### RECORDS FOR THIS EXERCISE
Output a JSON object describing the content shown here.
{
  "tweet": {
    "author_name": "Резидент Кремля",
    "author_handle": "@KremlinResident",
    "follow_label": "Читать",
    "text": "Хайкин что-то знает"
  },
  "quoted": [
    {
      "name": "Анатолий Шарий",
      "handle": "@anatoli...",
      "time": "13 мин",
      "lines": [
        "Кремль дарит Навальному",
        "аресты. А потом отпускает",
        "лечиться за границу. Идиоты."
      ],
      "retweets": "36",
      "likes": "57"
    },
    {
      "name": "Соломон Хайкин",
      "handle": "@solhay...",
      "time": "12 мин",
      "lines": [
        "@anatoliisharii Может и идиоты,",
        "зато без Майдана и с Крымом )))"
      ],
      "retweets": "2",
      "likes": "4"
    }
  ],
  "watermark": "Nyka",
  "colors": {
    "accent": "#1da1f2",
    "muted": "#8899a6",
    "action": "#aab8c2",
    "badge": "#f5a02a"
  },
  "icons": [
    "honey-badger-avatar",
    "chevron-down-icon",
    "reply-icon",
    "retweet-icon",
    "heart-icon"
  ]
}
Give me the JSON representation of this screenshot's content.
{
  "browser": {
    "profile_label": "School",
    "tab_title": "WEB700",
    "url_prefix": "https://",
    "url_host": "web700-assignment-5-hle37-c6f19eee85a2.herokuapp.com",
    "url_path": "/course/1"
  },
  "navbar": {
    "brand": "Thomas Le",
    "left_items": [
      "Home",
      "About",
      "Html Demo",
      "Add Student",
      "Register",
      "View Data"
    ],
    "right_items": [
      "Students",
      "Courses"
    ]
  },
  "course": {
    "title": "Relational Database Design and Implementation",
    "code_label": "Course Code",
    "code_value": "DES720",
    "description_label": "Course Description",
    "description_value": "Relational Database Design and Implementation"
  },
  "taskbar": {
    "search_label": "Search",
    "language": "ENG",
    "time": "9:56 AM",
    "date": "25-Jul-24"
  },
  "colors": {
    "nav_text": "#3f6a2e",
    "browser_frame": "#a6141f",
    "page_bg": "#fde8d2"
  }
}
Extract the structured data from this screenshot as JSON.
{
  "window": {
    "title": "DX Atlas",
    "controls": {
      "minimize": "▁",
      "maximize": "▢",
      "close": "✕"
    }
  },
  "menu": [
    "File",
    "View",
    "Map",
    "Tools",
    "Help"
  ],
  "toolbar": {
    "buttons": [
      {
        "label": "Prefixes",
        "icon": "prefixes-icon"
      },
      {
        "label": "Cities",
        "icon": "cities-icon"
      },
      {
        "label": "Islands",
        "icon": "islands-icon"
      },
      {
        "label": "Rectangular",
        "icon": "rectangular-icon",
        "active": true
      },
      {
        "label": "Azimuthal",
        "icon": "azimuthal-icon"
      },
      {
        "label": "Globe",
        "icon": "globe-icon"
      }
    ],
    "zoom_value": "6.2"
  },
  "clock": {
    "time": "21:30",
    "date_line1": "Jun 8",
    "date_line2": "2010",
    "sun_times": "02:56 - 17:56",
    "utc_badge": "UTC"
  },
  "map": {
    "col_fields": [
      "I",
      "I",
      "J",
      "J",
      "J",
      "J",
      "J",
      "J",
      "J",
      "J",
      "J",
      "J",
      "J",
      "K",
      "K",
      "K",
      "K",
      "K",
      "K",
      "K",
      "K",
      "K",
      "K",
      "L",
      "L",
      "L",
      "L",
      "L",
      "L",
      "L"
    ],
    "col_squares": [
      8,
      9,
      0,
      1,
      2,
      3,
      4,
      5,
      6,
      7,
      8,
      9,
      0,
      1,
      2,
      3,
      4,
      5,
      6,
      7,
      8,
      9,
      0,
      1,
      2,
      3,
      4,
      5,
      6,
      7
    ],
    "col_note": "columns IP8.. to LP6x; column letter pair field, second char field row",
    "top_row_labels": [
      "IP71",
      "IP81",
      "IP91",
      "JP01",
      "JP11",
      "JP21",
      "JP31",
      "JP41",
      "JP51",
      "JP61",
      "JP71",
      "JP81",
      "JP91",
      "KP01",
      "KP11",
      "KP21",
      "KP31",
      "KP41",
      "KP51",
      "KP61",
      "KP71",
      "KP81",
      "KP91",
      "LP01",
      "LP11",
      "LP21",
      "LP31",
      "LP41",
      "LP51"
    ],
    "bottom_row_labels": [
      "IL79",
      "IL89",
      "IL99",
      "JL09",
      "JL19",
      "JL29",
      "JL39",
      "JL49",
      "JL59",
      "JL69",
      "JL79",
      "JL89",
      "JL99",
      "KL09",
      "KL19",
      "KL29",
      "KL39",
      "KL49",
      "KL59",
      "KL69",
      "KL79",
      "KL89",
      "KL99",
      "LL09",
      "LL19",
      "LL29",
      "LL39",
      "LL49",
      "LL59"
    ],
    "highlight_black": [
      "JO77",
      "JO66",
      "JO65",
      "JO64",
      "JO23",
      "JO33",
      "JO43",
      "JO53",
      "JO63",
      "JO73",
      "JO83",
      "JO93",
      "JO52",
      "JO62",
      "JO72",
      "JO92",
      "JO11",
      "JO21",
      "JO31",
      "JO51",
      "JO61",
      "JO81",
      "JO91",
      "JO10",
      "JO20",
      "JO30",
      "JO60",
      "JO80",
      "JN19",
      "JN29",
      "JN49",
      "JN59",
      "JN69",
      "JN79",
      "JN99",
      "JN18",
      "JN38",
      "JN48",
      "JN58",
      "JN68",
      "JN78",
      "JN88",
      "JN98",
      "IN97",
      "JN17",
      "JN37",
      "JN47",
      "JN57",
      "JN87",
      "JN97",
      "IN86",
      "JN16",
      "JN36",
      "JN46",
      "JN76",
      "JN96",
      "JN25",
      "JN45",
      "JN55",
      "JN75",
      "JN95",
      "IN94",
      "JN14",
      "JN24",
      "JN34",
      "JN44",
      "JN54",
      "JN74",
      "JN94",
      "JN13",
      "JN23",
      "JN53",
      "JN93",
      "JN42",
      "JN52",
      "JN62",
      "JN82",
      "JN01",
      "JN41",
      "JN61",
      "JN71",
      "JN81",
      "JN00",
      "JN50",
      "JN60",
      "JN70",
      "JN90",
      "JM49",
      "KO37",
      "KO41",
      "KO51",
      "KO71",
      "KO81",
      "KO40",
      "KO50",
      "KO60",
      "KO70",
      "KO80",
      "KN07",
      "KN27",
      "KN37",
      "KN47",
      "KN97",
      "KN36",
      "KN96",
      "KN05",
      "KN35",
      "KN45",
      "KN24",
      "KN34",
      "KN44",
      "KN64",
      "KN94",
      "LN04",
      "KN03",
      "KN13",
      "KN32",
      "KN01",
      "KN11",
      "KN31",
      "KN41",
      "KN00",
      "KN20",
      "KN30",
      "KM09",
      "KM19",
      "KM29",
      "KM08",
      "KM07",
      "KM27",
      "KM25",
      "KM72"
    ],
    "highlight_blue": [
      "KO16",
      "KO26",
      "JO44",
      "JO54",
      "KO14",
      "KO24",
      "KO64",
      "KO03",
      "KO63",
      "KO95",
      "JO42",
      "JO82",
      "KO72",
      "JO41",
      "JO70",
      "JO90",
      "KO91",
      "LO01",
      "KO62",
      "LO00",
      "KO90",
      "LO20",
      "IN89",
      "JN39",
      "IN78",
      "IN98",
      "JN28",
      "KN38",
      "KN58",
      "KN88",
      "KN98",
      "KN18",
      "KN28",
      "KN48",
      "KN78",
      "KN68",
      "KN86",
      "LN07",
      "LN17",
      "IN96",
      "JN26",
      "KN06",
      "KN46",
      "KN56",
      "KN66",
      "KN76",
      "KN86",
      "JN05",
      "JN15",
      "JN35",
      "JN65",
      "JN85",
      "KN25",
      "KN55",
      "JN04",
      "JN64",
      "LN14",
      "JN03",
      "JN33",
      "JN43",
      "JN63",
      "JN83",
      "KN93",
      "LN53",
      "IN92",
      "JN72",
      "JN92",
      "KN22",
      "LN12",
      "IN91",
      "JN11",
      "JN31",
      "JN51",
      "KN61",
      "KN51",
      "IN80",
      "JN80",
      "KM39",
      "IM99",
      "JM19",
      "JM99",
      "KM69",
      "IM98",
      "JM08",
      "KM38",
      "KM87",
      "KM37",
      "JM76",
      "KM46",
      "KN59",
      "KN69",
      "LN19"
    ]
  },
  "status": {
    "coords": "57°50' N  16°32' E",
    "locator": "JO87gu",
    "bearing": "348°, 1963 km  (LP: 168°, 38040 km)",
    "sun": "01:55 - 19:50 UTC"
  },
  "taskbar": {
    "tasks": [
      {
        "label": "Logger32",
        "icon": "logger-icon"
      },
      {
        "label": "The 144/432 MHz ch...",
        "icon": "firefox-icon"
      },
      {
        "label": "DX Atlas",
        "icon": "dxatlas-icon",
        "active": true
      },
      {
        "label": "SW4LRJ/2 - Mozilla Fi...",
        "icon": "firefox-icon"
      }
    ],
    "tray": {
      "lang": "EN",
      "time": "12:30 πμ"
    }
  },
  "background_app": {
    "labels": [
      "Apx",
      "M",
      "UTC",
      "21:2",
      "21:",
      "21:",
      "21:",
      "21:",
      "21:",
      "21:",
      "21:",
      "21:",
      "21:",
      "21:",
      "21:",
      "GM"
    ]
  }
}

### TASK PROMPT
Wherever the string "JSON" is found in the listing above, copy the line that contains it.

### EXERCISE RESPONSE
Output a JSON object describing the content shown here.
Give me the JSON representation of this screenshot's content.
Extract the structured data from this screenshot as JSON.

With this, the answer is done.